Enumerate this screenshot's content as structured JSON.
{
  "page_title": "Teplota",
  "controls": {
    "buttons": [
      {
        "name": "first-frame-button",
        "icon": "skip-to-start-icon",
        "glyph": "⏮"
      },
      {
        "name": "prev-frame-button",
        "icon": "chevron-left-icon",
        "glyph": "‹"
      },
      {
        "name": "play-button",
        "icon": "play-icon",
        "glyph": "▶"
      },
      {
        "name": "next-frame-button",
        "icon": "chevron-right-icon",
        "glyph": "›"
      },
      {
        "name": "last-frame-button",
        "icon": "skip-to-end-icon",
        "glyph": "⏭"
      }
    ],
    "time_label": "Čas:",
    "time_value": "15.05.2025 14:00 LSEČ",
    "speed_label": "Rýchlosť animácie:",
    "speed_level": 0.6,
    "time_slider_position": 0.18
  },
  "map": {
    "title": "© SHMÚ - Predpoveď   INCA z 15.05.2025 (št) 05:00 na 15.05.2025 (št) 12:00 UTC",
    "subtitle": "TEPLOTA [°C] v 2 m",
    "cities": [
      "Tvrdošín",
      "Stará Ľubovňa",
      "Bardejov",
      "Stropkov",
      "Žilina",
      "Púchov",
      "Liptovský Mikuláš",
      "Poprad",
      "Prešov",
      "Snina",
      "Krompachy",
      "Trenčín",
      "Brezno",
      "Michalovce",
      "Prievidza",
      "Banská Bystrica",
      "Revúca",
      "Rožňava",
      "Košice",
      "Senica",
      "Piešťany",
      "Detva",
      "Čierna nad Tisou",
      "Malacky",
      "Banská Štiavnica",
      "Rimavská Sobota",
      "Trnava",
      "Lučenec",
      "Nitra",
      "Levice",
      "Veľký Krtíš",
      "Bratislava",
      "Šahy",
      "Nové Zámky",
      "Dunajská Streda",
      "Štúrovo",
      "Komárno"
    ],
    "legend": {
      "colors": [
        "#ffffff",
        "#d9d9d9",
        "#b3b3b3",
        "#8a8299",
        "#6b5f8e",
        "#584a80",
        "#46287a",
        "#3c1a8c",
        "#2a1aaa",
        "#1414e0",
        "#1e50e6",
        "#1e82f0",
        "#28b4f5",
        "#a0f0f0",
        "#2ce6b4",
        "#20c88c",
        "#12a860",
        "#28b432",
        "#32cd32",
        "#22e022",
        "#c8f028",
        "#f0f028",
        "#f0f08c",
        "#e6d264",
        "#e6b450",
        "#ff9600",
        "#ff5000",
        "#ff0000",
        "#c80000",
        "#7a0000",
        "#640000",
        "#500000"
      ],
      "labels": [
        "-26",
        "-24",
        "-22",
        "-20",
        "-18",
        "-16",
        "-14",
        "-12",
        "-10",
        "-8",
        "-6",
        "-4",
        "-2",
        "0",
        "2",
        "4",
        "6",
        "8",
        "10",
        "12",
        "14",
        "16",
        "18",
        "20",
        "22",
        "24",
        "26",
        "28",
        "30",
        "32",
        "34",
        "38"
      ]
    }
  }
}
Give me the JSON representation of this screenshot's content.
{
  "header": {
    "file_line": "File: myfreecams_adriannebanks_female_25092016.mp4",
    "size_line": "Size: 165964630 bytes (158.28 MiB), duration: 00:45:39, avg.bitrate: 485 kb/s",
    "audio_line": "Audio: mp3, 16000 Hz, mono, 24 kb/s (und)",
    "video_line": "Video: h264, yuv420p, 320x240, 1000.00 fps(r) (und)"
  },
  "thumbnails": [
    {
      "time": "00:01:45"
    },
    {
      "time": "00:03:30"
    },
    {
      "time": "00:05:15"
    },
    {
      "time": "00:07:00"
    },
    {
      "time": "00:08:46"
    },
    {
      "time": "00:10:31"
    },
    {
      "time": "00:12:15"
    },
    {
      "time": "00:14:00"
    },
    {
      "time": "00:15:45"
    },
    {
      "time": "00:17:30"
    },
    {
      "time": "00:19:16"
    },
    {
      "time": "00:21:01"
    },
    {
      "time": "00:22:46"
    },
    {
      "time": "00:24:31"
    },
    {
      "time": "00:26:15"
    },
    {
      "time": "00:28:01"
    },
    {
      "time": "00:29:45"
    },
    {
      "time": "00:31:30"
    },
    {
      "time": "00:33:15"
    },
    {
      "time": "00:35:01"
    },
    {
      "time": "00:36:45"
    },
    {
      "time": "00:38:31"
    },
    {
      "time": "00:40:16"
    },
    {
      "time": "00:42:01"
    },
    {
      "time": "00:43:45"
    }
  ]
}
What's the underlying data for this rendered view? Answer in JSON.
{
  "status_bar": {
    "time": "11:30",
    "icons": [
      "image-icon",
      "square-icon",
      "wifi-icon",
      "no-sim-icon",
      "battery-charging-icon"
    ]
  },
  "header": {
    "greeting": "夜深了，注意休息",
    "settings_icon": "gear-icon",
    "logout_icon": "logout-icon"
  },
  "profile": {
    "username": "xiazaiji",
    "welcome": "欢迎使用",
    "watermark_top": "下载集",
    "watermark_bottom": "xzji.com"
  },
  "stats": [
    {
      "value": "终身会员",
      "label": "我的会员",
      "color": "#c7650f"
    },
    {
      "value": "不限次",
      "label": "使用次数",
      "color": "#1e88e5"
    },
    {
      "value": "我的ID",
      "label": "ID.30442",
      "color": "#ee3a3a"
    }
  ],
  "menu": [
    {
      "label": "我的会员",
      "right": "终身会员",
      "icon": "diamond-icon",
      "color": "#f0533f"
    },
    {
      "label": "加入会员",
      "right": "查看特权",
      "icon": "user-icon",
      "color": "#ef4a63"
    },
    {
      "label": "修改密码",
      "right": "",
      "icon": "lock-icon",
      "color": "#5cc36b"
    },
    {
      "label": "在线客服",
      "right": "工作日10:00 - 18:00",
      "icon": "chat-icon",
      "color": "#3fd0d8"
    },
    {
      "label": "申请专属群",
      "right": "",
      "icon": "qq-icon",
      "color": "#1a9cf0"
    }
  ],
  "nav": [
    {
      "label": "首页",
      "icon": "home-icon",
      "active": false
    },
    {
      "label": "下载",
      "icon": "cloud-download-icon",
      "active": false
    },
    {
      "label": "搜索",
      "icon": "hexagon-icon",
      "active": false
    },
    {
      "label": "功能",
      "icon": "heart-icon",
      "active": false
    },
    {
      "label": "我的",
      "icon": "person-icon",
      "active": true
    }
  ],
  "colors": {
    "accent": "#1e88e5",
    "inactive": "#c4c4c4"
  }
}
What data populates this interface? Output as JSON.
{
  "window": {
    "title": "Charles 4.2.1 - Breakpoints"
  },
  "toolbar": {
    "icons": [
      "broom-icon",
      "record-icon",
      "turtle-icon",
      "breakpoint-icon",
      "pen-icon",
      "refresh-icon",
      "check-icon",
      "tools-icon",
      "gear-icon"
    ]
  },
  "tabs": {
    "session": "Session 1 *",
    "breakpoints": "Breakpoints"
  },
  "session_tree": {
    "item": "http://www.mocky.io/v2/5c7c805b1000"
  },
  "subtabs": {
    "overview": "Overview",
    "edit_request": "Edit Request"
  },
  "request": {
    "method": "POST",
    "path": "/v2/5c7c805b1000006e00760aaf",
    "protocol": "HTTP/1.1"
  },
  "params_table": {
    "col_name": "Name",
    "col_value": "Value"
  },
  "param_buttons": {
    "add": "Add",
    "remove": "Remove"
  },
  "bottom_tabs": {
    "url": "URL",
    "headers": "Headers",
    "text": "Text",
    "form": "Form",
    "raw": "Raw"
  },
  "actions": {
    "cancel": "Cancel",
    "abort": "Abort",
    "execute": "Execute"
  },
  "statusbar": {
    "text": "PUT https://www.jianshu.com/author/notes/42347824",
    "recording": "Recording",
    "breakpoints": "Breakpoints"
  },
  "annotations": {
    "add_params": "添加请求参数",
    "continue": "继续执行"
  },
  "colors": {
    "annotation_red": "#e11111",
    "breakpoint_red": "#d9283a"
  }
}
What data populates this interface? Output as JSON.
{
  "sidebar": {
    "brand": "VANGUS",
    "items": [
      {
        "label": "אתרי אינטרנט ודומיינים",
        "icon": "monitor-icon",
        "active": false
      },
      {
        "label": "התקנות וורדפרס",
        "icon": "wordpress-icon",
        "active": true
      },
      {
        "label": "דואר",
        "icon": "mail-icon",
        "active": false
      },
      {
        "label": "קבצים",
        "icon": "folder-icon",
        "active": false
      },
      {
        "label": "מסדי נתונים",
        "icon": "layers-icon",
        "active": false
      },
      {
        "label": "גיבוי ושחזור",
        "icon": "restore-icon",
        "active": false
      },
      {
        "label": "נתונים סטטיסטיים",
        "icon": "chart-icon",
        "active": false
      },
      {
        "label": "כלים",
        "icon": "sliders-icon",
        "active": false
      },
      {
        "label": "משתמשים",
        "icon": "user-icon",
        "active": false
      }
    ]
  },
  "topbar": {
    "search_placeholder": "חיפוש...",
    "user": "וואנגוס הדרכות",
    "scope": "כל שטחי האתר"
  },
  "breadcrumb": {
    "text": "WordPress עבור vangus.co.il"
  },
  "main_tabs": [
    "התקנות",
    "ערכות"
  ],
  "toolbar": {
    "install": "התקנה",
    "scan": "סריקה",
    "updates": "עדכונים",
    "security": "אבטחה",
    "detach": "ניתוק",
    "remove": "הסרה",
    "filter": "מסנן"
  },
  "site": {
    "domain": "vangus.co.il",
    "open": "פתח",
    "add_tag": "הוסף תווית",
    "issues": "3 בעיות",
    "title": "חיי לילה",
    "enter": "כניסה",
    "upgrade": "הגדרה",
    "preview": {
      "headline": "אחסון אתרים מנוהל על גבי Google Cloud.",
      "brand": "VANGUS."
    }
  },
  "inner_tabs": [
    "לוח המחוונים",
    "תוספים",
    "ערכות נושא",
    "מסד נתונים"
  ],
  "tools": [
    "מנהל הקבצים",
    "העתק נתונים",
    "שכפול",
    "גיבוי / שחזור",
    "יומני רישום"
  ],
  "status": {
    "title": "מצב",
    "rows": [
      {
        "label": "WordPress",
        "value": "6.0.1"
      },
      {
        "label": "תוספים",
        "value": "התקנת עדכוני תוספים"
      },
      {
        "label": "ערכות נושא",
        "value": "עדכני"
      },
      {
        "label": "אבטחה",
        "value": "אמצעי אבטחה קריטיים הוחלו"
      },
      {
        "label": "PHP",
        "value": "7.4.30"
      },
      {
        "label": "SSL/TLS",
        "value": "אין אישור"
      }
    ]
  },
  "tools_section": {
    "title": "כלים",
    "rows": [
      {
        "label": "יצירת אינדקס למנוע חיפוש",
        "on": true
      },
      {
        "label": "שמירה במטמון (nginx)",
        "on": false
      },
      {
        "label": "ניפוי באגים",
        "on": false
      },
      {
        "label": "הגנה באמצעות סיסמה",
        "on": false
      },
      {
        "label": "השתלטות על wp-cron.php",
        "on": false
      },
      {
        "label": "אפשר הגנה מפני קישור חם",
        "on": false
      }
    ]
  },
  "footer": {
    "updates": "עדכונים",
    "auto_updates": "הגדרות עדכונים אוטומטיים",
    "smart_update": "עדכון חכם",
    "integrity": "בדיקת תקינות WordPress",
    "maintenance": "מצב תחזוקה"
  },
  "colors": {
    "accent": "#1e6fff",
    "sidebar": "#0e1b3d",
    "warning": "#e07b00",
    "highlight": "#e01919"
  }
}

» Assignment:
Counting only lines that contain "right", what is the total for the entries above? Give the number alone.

» Answer:
6